What a sensational gift. The following wine was brought over to Villa de la Vogel for Christa Francis' Friday night "Wine and Dine Fiestathon" by two kind ladies, Jess and Sarah. They brought another 2001 Chianti Classico Riserva, the name of which escapes me right now, but should also prove to be extremely interesting, if not equally good. Though the girls probably didn't realize it, the wines for the dinner had already been preselected, and thus their own wine became ipso facto my mid-week wine # 2, Vignobles Dourthe 'Cour du Roy', Appellation Bordeaux (12,5% abv).
While there seems to be very little information regarding this operation, lacking even a passing mention on Vins et Vignobles Dourthe's own website, www.dourthe.com , I can tell you there's enough info in the bottle and glass to prompt the questions "Where did you buy this?" and "How much did it run ya?" At first, however, I found the low-grade composite cork distracting. It makes the product seems so industrialized. While I understand Dourthe is a very large--some might even go so far as to say industrialized--company, the wines I've tasted from them are nothing if not inspired. At first glance the wine displays an opaque profile, a salmon-tinted rim, and a translucent ruby core. The nose is far from bombastic, as one would hope from Bordeaux, but still puts out blackberry, ripe cherry, cassis and clodded earth with aplomb. Hints of tarragon reminiscent of the other night's Pinot 'M' meet savory sage notes. Nothing overtly says OAK, though the label boasts a 12-month élevage in new oak. This seems to have the requisite ripeness to stand up to whatever its oak regimen may have been. There is nothing green about the wine, and there's only the slightest hint of steminess I frequently find in these more generic Bordeaux AOC wines (though in most others, that note is far more pronounced).

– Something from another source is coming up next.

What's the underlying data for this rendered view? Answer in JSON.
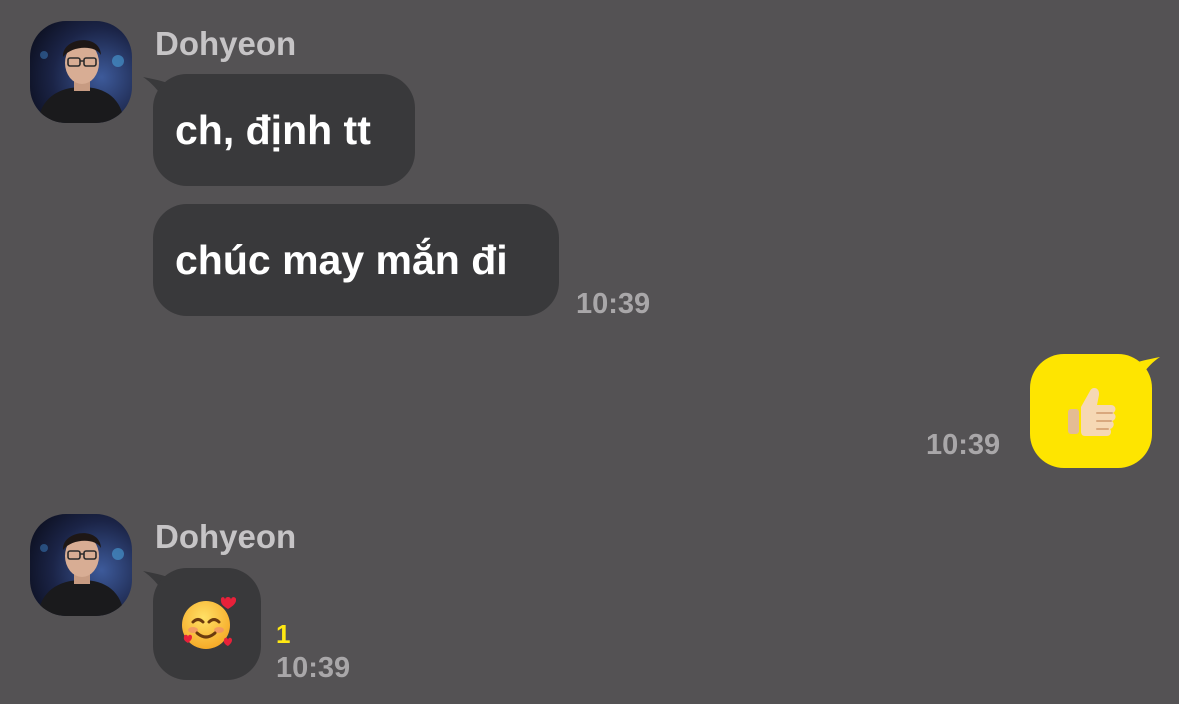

The palate is silky smooth, full of fruity flesh, restrained sweetness, imperceptible tannin, and a pleasantly herbal finish. Cranberry and pomegranate flood the first sensations, followed closely by notes of fresh blueberry and sugared rhubarb, echoing a plowed earth note that carries stridently through the (dare I say) long-ish finish. With ample air and swirling, black licorice really starts to take center stage.
This seems to be standard fare for the folks at Dourthe. I don't know who the talent is behind their viticulture and winemaking team, but this is yet another wine from their large Bordeaux stable that comes free of harsh edges, full of pulpy, vibrant fruit, lacking nothing whatsoever in terms of Bordeaux typicity--acidity, savory but linear fruit, and palatable dirt--and finishing with the freshness that demands gulp after gulp. These are indeed the unifying characteristics of all the great Dourthe wines, the Belgrave's, the le Boscq's: extreme drinkability, respectable complexity, and very fair pricing for the quality. If you see this wine or anything else with the name Dourthe on it at the grocery or the wine shop, rest assured you're getting a fair shake at delicious bargain Bordeaux. They're wines even Joe Dirt--or is it 'Dourthe'?--would be proud of.
Thanks Jess and Sarah!